- **Instructions for the task**: Reproduce the entries in full, with no changes.

•••

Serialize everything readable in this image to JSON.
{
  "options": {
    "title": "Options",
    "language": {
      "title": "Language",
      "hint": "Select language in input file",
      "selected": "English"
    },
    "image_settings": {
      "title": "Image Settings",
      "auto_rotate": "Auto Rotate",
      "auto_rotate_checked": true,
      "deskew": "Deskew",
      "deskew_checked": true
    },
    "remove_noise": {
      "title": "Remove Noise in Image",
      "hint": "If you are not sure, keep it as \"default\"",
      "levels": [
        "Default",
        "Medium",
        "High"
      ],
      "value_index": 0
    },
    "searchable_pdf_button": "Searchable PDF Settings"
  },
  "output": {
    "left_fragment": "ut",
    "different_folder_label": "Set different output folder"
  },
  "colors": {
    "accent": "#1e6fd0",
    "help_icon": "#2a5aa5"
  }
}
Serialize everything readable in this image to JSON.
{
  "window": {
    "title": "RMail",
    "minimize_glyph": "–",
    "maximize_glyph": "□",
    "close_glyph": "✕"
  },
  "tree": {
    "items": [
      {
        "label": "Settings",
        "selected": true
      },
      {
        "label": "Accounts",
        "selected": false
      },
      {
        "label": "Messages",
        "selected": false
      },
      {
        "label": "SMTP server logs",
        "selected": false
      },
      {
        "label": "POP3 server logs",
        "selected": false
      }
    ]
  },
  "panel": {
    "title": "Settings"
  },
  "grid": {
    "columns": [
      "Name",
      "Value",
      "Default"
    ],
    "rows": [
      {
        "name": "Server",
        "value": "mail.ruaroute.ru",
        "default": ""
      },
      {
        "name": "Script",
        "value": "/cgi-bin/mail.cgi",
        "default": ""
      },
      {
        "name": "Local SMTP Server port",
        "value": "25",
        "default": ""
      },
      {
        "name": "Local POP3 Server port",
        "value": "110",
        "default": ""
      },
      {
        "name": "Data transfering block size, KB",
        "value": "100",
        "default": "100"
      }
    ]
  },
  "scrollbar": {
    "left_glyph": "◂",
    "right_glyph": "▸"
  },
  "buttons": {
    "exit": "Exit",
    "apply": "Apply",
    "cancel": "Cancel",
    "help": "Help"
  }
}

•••

- **The completed task**:
Serialize everything readable in this image to JSON.
{
  "options": {
    "title": "Options",
    "language": {
      "title": "Language",
      "hint": "Select language in input file",
      "selected": "English"
    },
    "image_settings": {
      "title": "Image Settings",
      "auto_rotate": "Auto Rotate",
      "auto_rotate_checked": true,
      "deskew": "Deskew",
      "deskew_checked": true
    },
    "remove_noise": {
      "title": "Remove Noise in Image",
      "hint": "If you are not sure, keep it as \"default\"",
      "levels": [
        "Default",
        "Medium",
        "High"
      ],
      "value_index": 0
    },
    "searchable_pdf_button": "Searchable PDF Settings"
  },
  "output": {
    "left_fragment": "ut",
    "different_folder_label": "Set different output folder"
  },
  "colors": {
    "accent": "#1e6fd0",
    "help_icon": "#2a5aa5"
  }
}
Serialize everything readable in this image to JSON.
{
  "window": {
    "title": "RMail",
    "minimize_glyph": "–",
    "maximize_glyph": "□",
    "close_glyph": "✕"
  },
  "tree": {
    "items": [
      {
        "label": "Settings",
        "selected": true
      },
      {
        "label": "Accounts",
        "selected": false
      },
      {
        "label": "Messages",
        "selected": false
      },
      {
        "label": "SMTP server logs",
        "selected": false
      },
      {
        "label": "POP3 server logs",
        "selected": false
      }
    ]
  },
  "panel": {
    "title": "Settings"
  },
  "grid": {
    "columns": [
      "Name",
      "Value",
      "Default"
    ],
    "rows": [
      {
        "name": "Server",
        "value": "mail.ruaroute.ru",
        "default": ""
      },
      {
        "name": "Script",
        "value": "/cgi-bin/mail.cgi",
        "default": ""
      },
      {
        "name": "Local SMTP Server port",
        "value": "25",
        "default": ""
      },
      {
        "name": "Local POP3 Server port",
        "value": "110",
        "default": ""
      },
      {
        "name": "Data transfering block size, KB",
        "value": "100",
        "default": "100"
      }
    ]
  },
  "scrollbar": {
    "left_glyph": "◂",
    "right_glyph": "▸"
  },
  "buttons": {
    "exit": "Exit",
    "apply": "Apply",
    "cancel": "Cancel",
    "help": "Help"
  }
}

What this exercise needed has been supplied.